# Task directions:
The full set of entries should be repeated without a single change.

# Records supplied:
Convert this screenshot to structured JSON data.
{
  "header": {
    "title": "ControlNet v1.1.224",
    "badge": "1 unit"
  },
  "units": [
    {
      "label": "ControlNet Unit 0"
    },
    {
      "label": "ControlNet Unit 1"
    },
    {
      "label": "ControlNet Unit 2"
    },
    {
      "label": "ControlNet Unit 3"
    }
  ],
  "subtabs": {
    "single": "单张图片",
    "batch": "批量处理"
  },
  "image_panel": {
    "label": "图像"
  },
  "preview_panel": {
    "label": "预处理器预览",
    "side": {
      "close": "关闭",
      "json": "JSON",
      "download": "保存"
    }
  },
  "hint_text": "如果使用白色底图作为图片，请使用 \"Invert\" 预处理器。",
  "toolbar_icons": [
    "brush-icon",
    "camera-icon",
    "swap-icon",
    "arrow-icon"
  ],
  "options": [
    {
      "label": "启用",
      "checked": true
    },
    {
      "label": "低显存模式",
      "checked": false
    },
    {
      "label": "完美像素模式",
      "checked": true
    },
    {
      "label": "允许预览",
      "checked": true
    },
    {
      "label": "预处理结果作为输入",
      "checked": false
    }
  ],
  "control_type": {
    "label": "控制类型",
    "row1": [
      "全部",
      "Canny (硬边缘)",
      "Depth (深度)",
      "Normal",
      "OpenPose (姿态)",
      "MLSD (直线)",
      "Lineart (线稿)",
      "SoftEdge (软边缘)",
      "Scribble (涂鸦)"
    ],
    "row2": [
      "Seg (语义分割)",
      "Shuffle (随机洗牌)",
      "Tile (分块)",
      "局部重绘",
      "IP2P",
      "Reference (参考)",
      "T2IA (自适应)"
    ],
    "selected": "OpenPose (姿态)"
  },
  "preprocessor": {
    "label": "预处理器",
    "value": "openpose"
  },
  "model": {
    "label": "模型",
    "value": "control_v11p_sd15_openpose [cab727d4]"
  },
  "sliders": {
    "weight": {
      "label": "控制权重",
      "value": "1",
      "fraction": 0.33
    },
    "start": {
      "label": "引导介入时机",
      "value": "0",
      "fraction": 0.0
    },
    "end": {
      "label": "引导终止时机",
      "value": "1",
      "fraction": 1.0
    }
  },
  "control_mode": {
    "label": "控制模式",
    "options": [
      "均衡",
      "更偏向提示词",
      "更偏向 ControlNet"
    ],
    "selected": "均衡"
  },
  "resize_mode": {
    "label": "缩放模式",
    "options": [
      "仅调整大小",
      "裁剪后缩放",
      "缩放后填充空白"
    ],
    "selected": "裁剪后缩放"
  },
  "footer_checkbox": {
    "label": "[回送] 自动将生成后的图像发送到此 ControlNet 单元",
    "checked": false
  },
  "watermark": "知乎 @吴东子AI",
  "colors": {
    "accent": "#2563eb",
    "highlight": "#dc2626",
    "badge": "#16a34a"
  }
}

# Result for this task:
Convert this screenshot to structured JSON data.
{
  "header": {
    "title": "ControlNet v1.1.224",
    "badge": "1 unit"
  },
  "units": [
    {
      "label": "ControlNet Unit 0"
    },
    {
      "label": "ControlNet Unit 1"
    },
    {
      "label": "ControlNet Unit 2"
    },
    {
      "label": "ControlNet Unit 3"
    }
  ],
  "subtabs": {
    "single": "单张图片",
    "batch": "批量处理"
  },
  "image_panel": {
    "label": "图像"
  },
  "preview_panel": {
    "label": "预处理器预览",
    "side": {
      "close": "关闭",
      "json": "JSON",
      "download": "保存"
    }
  },
  "hint_text": "如果使用白色底图作为图片，请使用 \"Invert\" 预处理器。",
  "toolbar_icons": [
    "brush-icon",
    "camera-icon",
    "swap-icon",
    "arrow-icon"
  ],
  "options": [
    {
      "label": "启用",
      "checked": true
    },
    {
      "label": "低显存模式",
      "checked": false
    },
    {
      "label": "完美像素模式",
      "checked": true
    },
    {
      "label": "允许预览",
      "checked": true
    },
    {
      "label": "预处理结果作为输入",
      "checked": false
    }
  ],
  "control_type": {
    "label": "控制类型",
    "row1": [
      "全部",
      "Canny (硬边缘)",
      "Depth (深度)",
      "Normal",
      "OpenPose (姿态)",
      "MLSD (直线)",
      "Lineart (线稿)",
      "SoftEdge (软边缘)",
      "Scribble (涂鸦)"
    ],
    "row2": [
      "Seg (语义分割)",
      "Shuffle (随机洗牌)",
      "Tile (分块)",
      "局部重绘",
      "IP2P",
      "Reference (参考)",
      "T2IA (自适应)"
    ],
    "selected": "OpenPose (姿态)"
  },
  "preprocessor": {
    "label": "预处理器",
    "value": "openpose"
  },
  "model": {
    "label": "模型",
    "value": "control_v11p_sd15_openpose [cab727d4]"
  },
  "sliders": {
    "weight": {
      "label": "控制权重",
      "value": "1",
      "fraction": 0.33
    },
    "start": {
      "label": "引导介入时机",
      "value": "0",
      "fraction": 0.0
    },
    "end": {
      "label": "引导终止时机",
      "value": "1",
      "fraction": 1.0
    }
  },
  "control_mode": {
    "label": "控制模式",
    "options": [
      "均衡",
      "更偏向提示词",
      "更偏向 ControlNet"
    ],
    "selected": "均衡"
  },
  "resize_mode": {
    "label": "缩放模式",
    "options": [
      "仅调整大小",
      "裁剪后缩放",
      "缩放后填充空白"
    ],
    "selected": "裁剪后缩放"
  },
  "footer_checkbox": {
    "label": "[回送] 自动将生成后的图像发送到此 ControlNet 单元",
    "checked": false
  },
  "watermark": "知乎 @吴东子AI",
  "colors": {
    "accent": "#2563eb",
    "highlight": "#dc2626",
    "badge": "#16a34a"
  }
}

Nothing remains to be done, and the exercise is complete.